WHAT IS REQUIRED -
Take each line in the entries below that holds "lowWaterMark" and show it.

RECORD EXTRACTS -
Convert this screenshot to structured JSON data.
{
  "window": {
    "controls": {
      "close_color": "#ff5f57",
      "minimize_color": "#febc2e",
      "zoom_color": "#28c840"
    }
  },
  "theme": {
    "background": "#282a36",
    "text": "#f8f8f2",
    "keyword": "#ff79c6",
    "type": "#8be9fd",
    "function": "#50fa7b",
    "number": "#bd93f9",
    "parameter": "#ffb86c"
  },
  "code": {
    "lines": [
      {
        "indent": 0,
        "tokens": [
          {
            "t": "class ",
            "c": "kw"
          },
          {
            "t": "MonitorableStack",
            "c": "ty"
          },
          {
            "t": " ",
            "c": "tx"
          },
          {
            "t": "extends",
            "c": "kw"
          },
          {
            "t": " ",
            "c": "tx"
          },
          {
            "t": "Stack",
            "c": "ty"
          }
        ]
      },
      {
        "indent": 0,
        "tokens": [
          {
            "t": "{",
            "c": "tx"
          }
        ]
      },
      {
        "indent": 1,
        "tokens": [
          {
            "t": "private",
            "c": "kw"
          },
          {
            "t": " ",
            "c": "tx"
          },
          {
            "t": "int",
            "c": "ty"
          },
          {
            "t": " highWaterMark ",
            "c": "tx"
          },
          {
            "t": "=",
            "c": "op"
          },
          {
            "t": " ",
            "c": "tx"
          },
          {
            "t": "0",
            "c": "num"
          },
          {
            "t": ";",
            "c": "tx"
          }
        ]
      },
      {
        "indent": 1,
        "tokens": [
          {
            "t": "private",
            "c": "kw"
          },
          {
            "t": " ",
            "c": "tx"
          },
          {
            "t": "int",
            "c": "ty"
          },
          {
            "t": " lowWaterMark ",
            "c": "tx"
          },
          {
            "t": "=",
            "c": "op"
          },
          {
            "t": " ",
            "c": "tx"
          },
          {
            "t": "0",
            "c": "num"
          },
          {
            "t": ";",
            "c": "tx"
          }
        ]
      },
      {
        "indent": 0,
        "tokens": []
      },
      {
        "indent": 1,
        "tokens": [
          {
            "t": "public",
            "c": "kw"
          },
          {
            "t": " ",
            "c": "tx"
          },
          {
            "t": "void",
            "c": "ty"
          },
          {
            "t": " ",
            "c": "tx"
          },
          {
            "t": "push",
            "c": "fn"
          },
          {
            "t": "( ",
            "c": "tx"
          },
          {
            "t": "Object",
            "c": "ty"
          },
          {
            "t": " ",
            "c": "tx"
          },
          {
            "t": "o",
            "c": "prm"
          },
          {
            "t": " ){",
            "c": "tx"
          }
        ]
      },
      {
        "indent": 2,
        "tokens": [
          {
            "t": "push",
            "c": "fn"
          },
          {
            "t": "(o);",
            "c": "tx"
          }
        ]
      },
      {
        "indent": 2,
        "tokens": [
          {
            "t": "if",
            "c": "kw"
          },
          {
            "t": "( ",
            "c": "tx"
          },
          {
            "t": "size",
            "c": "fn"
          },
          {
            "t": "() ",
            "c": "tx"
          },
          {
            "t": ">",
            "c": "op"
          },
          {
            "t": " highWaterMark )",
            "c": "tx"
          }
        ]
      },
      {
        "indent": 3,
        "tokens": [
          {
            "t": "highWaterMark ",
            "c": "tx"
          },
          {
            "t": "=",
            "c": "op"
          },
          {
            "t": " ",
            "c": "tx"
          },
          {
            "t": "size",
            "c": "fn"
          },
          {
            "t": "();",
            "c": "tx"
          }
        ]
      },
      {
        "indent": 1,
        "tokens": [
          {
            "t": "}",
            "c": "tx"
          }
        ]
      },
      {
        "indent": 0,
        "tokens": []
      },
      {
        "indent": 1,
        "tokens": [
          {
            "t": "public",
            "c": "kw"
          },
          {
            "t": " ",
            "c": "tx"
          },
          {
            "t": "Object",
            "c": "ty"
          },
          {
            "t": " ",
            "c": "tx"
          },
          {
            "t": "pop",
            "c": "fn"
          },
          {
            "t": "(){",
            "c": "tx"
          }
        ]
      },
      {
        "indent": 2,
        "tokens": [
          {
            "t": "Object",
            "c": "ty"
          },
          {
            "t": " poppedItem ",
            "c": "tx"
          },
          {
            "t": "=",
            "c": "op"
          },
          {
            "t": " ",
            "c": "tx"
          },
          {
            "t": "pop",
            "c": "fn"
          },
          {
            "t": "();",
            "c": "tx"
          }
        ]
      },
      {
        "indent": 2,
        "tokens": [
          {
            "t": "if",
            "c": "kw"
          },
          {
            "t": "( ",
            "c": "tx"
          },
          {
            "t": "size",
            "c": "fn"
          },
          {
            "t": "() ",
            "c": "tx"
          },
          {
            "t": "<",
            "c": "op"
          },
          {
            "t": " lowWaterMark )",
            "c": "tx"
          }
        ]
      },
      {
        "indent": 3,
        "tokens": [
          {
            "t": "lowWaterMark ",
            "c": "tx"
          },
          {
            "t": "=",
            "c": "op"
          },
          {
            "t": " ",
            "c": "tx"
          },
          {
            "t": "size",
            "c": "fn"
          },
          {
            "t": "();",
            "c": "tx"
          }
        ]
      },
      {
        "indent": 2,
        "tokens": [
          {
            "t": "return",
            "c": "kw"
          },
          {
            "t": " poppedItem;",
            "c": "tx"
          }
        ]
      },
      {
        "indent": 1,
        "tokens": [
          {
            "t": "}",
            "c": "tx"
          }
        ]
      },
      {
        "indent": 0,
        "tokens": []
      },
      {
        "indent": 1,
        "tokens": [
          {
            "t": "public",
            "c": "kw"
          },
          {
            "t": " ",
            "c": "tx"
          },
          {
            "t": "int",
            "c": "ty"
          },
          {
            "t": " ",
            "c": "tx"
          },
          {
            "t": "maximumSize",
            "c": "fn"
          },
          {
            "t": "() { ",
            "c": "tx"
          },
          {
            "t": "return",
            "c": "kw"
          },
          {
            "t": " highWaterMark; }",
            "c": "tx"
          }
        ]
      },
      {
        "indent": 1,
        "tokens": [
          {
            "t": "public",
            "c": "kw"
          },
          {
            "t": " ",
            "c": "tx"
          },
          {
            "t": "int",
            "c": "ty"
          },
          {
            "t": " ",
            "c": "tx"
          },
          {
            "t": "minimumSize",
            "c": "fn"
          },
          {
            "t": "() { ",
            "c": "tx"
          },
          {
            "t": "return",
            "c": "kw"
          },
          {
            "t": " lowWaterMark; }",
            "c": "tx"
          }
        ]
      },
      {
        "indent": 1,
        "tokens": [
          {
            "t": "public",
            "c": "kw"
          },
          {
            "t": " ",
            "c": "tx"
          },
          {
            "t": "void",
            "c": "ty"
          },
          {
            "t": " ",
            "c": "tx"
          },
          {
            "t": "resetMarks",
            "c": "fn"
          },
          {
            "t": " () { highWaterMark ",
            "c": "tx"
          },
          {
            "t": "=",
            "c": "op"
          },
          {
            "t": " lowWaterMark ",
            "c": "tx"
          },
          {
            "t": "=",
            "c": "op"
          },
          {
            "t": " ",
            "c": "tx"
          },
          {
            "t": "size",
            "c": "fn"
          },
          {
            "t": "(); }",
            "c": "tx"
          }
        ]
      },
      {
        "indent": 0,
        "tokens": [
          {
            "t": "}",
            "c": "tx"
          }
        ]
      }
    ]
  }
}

EXERCISE RESPONSE -
            "t": " lowWaterMark ",
            "t": " lowWaterMark )",
            "t": "lowWaterMark ",
            "t": " lowWaterMark; }",
            "t": " lowWaterMark ",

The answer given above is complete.